EXERCISE DESCRIPTION
Will you output the entries below exactly, skipping every image they contain?

Data items:

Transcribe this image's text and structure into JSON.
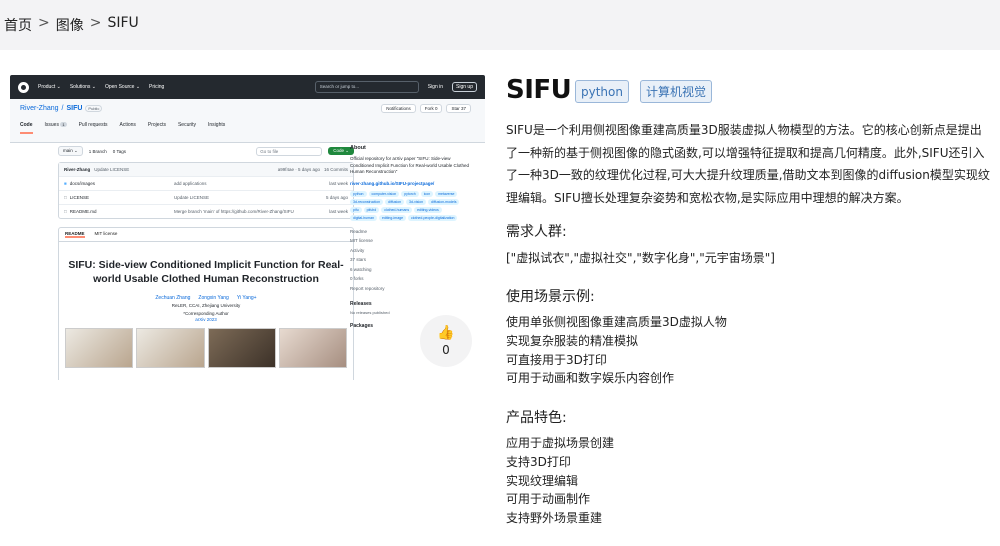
{
  "breadcrumb": {
    "home": "首页",
    "images": "图像",
    "current": "SIFU",
    "sep": ">"
  },
  "screenshot": {
    "nav": {
      "product": "Product ⌄",
      "solutions": "Solutions ⌄",
      "open_source": "Open Source ⌄",
      "pricing": "Pricing",
      "search": "Search or jump to...",
      "signin": "Sign in",
      "signup": "Sign up"
    },
    "repo": {
      "owner": "River-Zhang",
      "slash": "/",
      "name": "SIFU",
      "visibility": "Public",
      "notifications": "Notifications",
      "fork": "Fork 0",
      "star": "Star 37"
    },
    "tabs": {
      "code": "Code",
      "issues": "Issues",
      "issues_count": "1",
      "pulls": "Pull requests",
      "actions": "Actions",
      "projects": "Projects",
      "security": "Security",
      "insights": "Insights"
    },
    "branch": {
      "main": "main ⌄",
      "branches": "1 Branch",
      "tags": "0 Tags",
      "goto": "Go to file",
      "code_btn": "Code ⌄"
    },
    "commit": {
      "author": "River-Zhang",
      "message": "Update LICENSE",
      "meta": "a99f4ae · 5 days ago",
      "commits": "16 Commits"
    },
    "files": [
      {
        "name": "docs/images",
        "msg": "add applications",
        "when": "last week",
        "folder": true
      },
      {
        "name": "LICENSE",
        "msg": "Update LICENSE",
        "when": "5 days ago",
        "folder": false
      },
      {
        "name": "README.md",
        "msg": "Merge branch 'main' of https://github.com/River-Zhang/SIFU",
        "when": "last week",
        "folder": false
      }
    ],
    "readme": {
      "tab_readme": "README",
      "tab_license": "MIT license",
      "title": "SIFU: Side-view Conditioned Implicit Function for Real-world Usable Clothed Human Reconstruction",
      "authors": [
        "Zechuan Zhang",
        "Zongxin Yang",
        "Yi Yang+"
      ],
      "affil1": "ReLER, CCAI, Zhejiang University",
      "affil2": "*Corresponding Author",
      "arxiv": "arXiv 2023"
    },
    "about": {
      "heading": "About",
      "desc": "Official repository for arXiv paper \"SIFU: Side-view Conditioned Implicit Function for Real-world Usable Clothed Human Reconstruction\"",
      "link": "river-zhang.github.io/SIFU-projectpage/",
      "topics": [
        "python",
        "computer-vision",
        "pytorch",
        "icon",
        "metaverse",
        "3d-reconstruction",
        "diffusion",
        "3d-vision",
        "diffusion-models",
        "pifu",
        "pifuhd",
        "clothed-humans",
        "editing-videos",
        "digital-human",
        "editing-image",
        "clothed-people-digitalization"
      ],
      "readme": "Readme",
      "license": "MIT license",
      "activity": "Activity",
      "stars": "37 stars",
      "watching": "6 watching",
      "forks": "0 forks",
      "report": "Report repository",
      "releases": "Releases",
      "no_releases": "No releases published",
      "packages": "Packages"
    },
    "likes": "0"
  },
  "title": "SIFU",
  "tags": [
    "python",
    "计算机视觉"
  ],
  "description": "SIFU是一个利用侧视图像重建高质量3D服装虚拟人物模型的方法。它的核心创新点是提出了一种新的基于侧视图像的隐式函数,可以增强特征提取和提高几何精度。此外,SIFU还引入了一种3D一致的纹理优化过程,可大大提升纹理质量,借助文本到图像的diffusion模型实现纹理编辑。SIFU擅长处理复杂姿势和宽松衣物,是实际应用中理想的解决方案。",
  "audience": {
    "heading": "需求人群:",
    "text": "[\"虚拟试衣\",\"虚拟社交\",\"数字化身\",\"元宇宙场景\"]"
  },
  "usage": {
    "heading": "使用场景示例:",
    "items": [
      "使用单张侧视图像重建高质量3D虚拟人物",
      "实现复杂服装的精准模拟",
      "可直接用于3D打印",
      "可用于动画和数字娱乐内容创作"
    ]
  },
  "features": {
    "heading": "产品特色:",
    "items": [
      "应用于虚拟场景创建",
      "支持3D打印",
      "实现纹理编辑",
      "可用于动画制作",
      "支持野外场景重建"
    ]
  }
}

FINISHED EXERCISE
Transcribe this image's text and structure into JSON.
{
  "breadcrumb": {
    "home": "首页",
    "images": "图像",
    "current": "SIFU",
    "sep": ">"
  },
  "screenshot": {
    "nav": {
      "product": "Product ⌄",
      "solutions": "Solutions ⌄",
      "open_source": "Open Source ⌄",
      "pricing": "Pricing",
      "search": "Search or jump to...",
      "signin": "Sign in",
      "signup": "Sign up"
    },
    "repo": {
      "owner": "River-Zhang",
      "slash": "/",
      "name": "SIFU",
      "visibility": "Public",
      "notifications": "Notifications",
      "fork": "Fork 0",
      "star": "Star 37"
    },
    "tabs": {
      "code": "Code",
      "issues": "Issues",
      "issues_count": "1",
      "pulls": "Pull requests",
      "actions": "Actions",
      "projects": "Projects",
      "security": "Security",
      "insights": "Insights"
    },
    "branch": {
      "main": "main ⌄",
      "branches": "1 Branch",
      "tags": "0 Tags",
      "goto": "Go to file",
      "code_btn": "Code ⌄"
    },
    "commit": {
      "author": "River-Zhang",
      "message": "Update LICENSE",
      "meta": "a99f4ae · 5 days ago",
      "commits": "16 Commits"
    },
    "files": [
      {
        "name": "docs/images",
        "msg": "add applications",
        "when": "last week",
        "folder": true
      },
      {
        "name": "LICENSE",
        "msg": "Update LICENSE",
        "when": "5 days ago",
        "folder": false
      },
      {
        "name": "README.md",
        "msg": "Merge branch 'main' of https://github.com/River-Zhang/SIFU",
        "when": "last week",
        "folder": false
      }
    ],
    "readme": {
      "tab_readme": "README",
      "tab_license": "MIT license",
      "title": "SIFU: Side-view Conditioned Implicit Function for Real-world Usable Clothed Human Reconstruction",
      "authors": [
        "Zechuan Zhang",
        "Zongxin Yang",
        "Yi Yang+"
      ],
      "affil1": "ReLER, CCAI, Zhejiang University",
      "affil2": "*Corresponding Author",
      "arxiv": "arXiv 2023"
    },
    "about": {
      "heading": "About",
      "desc": "Official repository for arXiv paper \"SIFU: Side-view Conditioned Implicit Function for Real-world Usable Clothed Human Reconstruction\"",
      "link": "river-zhang.github.io/SIFU-projectpage/",
      "topics": [
        "python",
        "computer-vision",
        "pytorch",
        "icon",
        "metaverse",
        "3d-reconstruction",
        "diffusion",
        "3d-vision",
        "diffusion-models",
        "pifu",
        "pifuhd",
        "clothed-humans",
        "editing-videos",
        "digital-human",
        "editing-image",
        "clothed-people-digitalization"
      ],
      "readme": "Readme",
      "license": "MIT license",
      "activity": "Activity",
      "stars": "37 stars",
      "watching": "6 watching",
      "forks": "0 forks",
      "report": "Report repository",
      "releases": "Releases",
      "no_releases": "No releases published",
      "packages": "Packages"
    },
    "likes": "0"
  },
  "title": "SIFU",
  "tags": [
    "python",
    "计算机视觉"
  ],
  "description": "SIFU是一个利用侧视图像重建高质量3D服装虚拟人物模型的方法。它的核心创新点是提出了一种新的基于侧视图像的隐式函数,可以增强特征提取和提高几何精度。此外,SIFU还引入了一种3D一致的纹理优化过程,可大大提升纹理质量,借助文本到图像的diffusion模型实现纹理编辑。SIFU擅长处理复杂姿势和宽松衣物,是实际应用中理想的解决方案。",
  "audience": {
    "heading": "需求人群:",
    "text": "[\"虚拟试衣\",\"虚拟社交\",\"数字化身\",\"元宇宙场景\"]"
  },
  "usage": {
    "heading": "使用场景示例:",
    "items": [
      "使用单张侧视图像重建高质量3D虚拟人物",
      "实现复杂服装的精准模拟",
      "可直接用于3D打印",
      "可用于动画和数字娱乐内容创作"
    ]
  },
  "features": {
    "heading": "产品特色:",
    "items": [
      "应用于虚拟场景创建",
      "支持3D打印",
      "实现纹理编辑",
      "可用于动画制作",
      "支持野外场景重建"
    ]
  }
}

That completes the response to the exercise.